Kansas Grain Sorghum Farmer Expects Good Growing Season

sorghum
Planting sorghum on Adam Baldwin’s farm in central Kansas. Photo courtesy Alive & Well in Kansas.

Adam Baldwin, who farms in central Kansas, said although he hasn’t planted his grain sorghum yet, he’s looking forward to a successful growing season thanks to much needed moisture that he received late in the spring.

“We’re set up to have a really good crop this year,” he said. “Although we’re getting in the field later than we planned, planting later is typically better for the crop.”

While cool, wet weather in Baldwin’s part of the state kept him from getting into the field as early as he’d planned, there’s still plenty of time to get the crop in the ground, Baldwin said.

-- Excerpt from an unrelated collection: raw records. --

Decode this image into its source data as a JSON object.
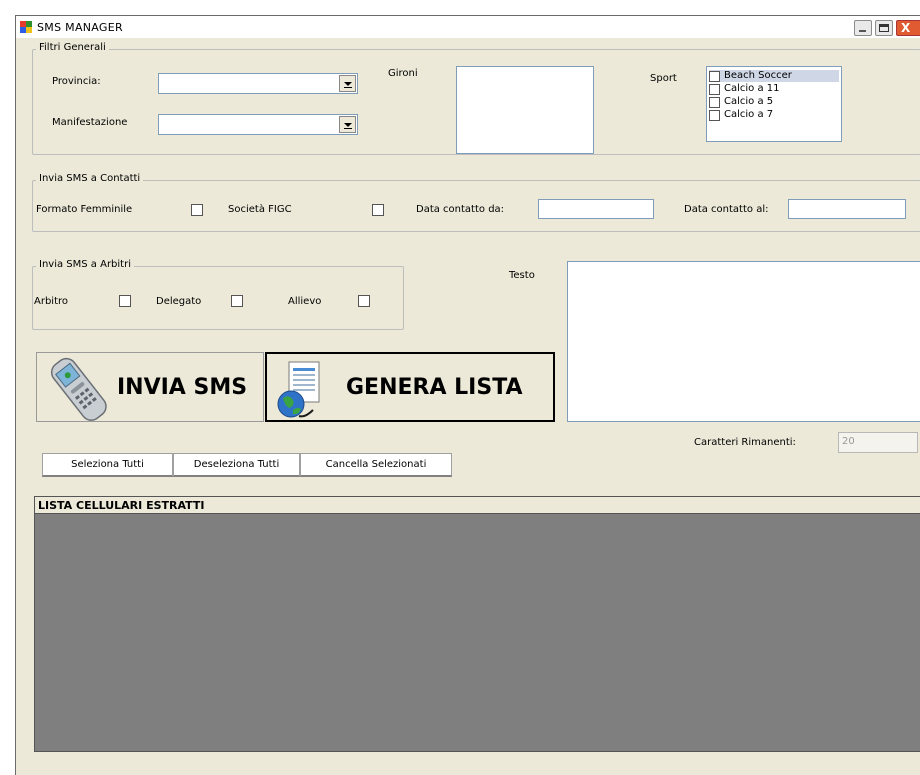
{
  "window": {
    "title": "SMS MANAGER"
  },
  "filters": {
    "legend": "Filtri Generali",
    "province_label": "Provincia:",
    "province_value": "",
    "event_label": "Manifestazione",
    "event_value": "",
    "gironi_label": "Gironi",
    "sport_label": "Sport",
    "sport_options": [
      {
        "label": "Beach Soccer",
        "checked": false,
        "selected": true
      },
      {
        "label": "Calcio a 11",
        "checked": false,
        "selected": false
      },
      {
        "label": "Calcio a 5",
        "checked": false,
        "selected": false
      },
      {
        "label": "Calcio a 7",
        "checked": false,
        "selected": false
      }
    ]
  },
  "contacts": {
    "legend": "Invia SMS a Contatti",
    "female_label": "Formato Femminile",
    "figc_label": "Società FIGC",
    "date_from_label": "Data contatto da:",
    "date_from_value": "",
    "date_to_label": "Data contatto al:",
    "date_to_value": ""
  },
  "referees": {
    "legend": "Invia SMS a Arbitri",
    "arbitro_label": "Arbitro",
    "delegato_label": "Delegato",
    "allievo_label": "Allievo"
  },
  "message": {
    "text_label": "Testo",
    "text_value": "",
    "remaining_label": "Caratteri Rimanenti:",
    "remaining_value": "20"
  },
  "actions": {
    "send_sms_label": "INVIA SMS",
    "generate_list_label": "GENERA LISTA",
    "select_all_label": "Seleziona Tutti",
    "deselect_all_label": "Deseleziona Tutti",
    "delete_selected_label": "Cancella Selezionati"
  },
  "list": {
    "header": "LISTA CELLULARI ESTRATTI"
  },
  "colors": {
    "window_bg": "#ece9d8",
    "grid_bg": "#7f7f7f",
    "selection_bg": "#cfd6e5",
    "close_button": "#e05a32"
  }
}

According to Kansas State University, a successful crop can be planted from early May through late June, depending upon location within the state and local conditions.

“As long as we have the crop planted by July 4, we’ll have plenty of growing season left,” Baldwin said.

Late June U.S. Department of Agriculture (USDA) reports show 90 percent of sorghum in Kansas is planted. This is down just 4 percent from the average for 2010-2014, and the difference is due, in part, to heavy rainfall in some areas of the state. Much of the U.S. Sorghum Belt experienced heavy rains late in the spring, pushing back planting dates on many farms.

In addition to weather conditions, weeds and grass are other threats to the health of the crop during the growing season. Baldwin takes steps to minimize these issues by not planting the same crop on the same piece of land every year to keep fields clean. Following emergence of the grain, crop consultants scout Baldwin’s fields. They utilize chlorophyll meters to measure the green pigment in plants used for photosynthesis and nitrogen rich strips to determine nitrogen needs within a particular field.

Baldwin is looking forward to a strong market at harvest this fall. Sorghum production in the United States is seeing significant growth due to increased demand from the international market. USDA estimates this year’s planted acres will reach 7.9 million acres (3.2 million hectares), an increase of 11 percent from the previous season.